Lisa's top ten happy tips

This is not an extensive list by any means but, when I start to feel blue, this is my checklist. I hope it's useful to you... x

1 Get to bed

You must get enough sleep – without it, everything feels wrong. Aim for at least five sleep cycles per night. A sleep cycle is about 90 minutes, so that’s at lea
st 7.5 hours.

2 Eat your greens

They make you feel - and look - so much better. You need to be having at least three portions of vegetables a day, and at least two portions of fruit. Fruits with happy-inducing stuff are bananas and kiwi fruit. Other happy foods are mung beans, asparagus, pineapple, ginger, lemongrss, spinach, bla
ckberries, soybeans, sunflower seeds and tofu.

3 Go outside

The sunshine gives you vitamin D which helps to make you happy and healthy. You need at least 10 minutes in the sunshine every day. It doesn’t work through your coat so show some skin.

4 Take a hike

Or run, cycle, swim, play on your Wii, get off the bus two stops early… Whatever it takes to get your heart rate up so you’re a bit out of breath, for 15 minutes, three times a week. Exercise releases hormones which improve your mood.

5 Love thy neighbour

Do something nice for someone else (hold the door open for someone, make a colleague a cup of tea, help a harassed mother off the bus with a pram…) without expecting anything in return, just for the joy it gives you to do a selfless act.

6 Take time out

Take 30 minutes every day to completely relax. Read your book, have a bath, listen to some music, go and sit in a coffee shop, go have a massage/manicure… without interruption. Do something relaxing for yourself, on your own, every day.

7 Have a comedy moment

Comedy is a great mood booster, so watch humourous TV, read a funny book, or call/spend time with a friend who makes you laugh; it’ll help to lighten your mood.

8 Love and be loved

Spend some time at least a couple of times a week with people you know love and appreciate you. If you can't be with them, get them on the phone.

9 Appreciate the good stuff

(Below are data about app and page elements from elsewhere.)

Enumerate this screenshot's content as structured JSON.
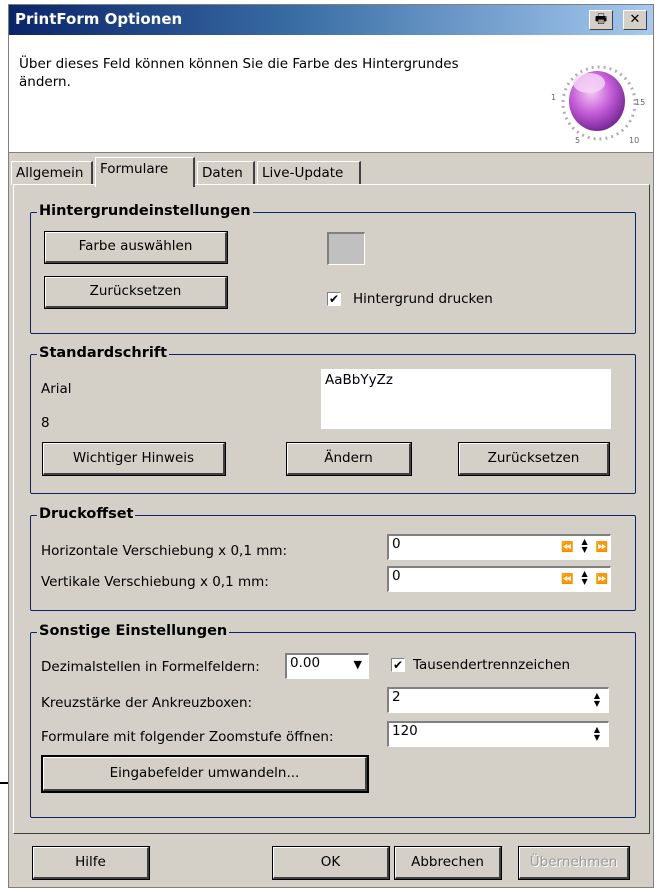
{
  "window": {
    "title": "PrintForm Optionen",
    "header_text": "Über dieses Feld können können Sie die Farbe des Hintergrundes ändern.",
    "knob_scale": [
      "1",
      "5",
      "10",
      "15"
    ]
  },
  "tabs": [
    "Allgemein",
    "Formulare",
    "Daten",
    "Live-Update"
  ],
  "active_tab": "Formulare",
  "background": {
    "legend": "Hintergrundeinstellungen",
    "choose_color": "Farbe auswählen",
    "reset": "Zurücksetzen",
    "print_background": "Hintergrund drucken",
    "print_background_checked": true,
    "swatch_color": "#c0c0c0"
  },
  "font": {
    "legend": "Standardschrift",
    "name": "Arial",
    "size": "8",
    "preview": "AaBbYyZz",
    "important_note": "Wichtiger Hinweis",
    "change": "Ändern",
    "reset": "Zurücksetzen"
  },
  "offset": {
    "legend": "Druckoffset",
    "horizontal_label": "Horizontale Verschiebung x 0,1 mm:",
    "horizontal_value": "0",
    "vertical_label": "Vertikale Verschiebung x 0,1 mm:",
    "vertical_value": "0"
  },
  "misc": {
    "legend": "Sonstige Einstellungen",
    "decimals_label": "Dezimalstellen in Formelfeldern:",
    "decimals_value": "0.00",
    "thousands_label": "Tausendertrennzeichen",
    "thousands_checked": true,
    "crosssize_label": "Kreuzstärke der Ankreuzboxen:",
    "crosssize_value": "2",
    "zoom_label": "Formulare mit folgender Zoomstufe öffnen:",
    "zoom_value": "120",
    "convert_button": "Eingabefelder umwandeln..."
  },
  "footer": {
    "help": "Hilfe",
    "ok": "OK",
    "cancel": "Abbrechen",
    "apply": "Übernehmen"
  }
}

It’s too easy to focus on the bad stuff, so an easy way to focus on the good stuff is to keep a happy book. A small book in which you write three things a day which have gone well, e.g. I got a seat and a Metro on the train, I’m having a good hair day, a friend texted to ask how I am. Doesn’t ha
ve to be a lottery win. Try it for a week, you’ll be amazed at your change in perspective.

10 Have a word with yourself

You don’t have to be the best of the best to be wonderful, you’re already wonderful; you’re a special, unique package of all the things that make you YOU. Keep reminding yourself that you deserve to be happy.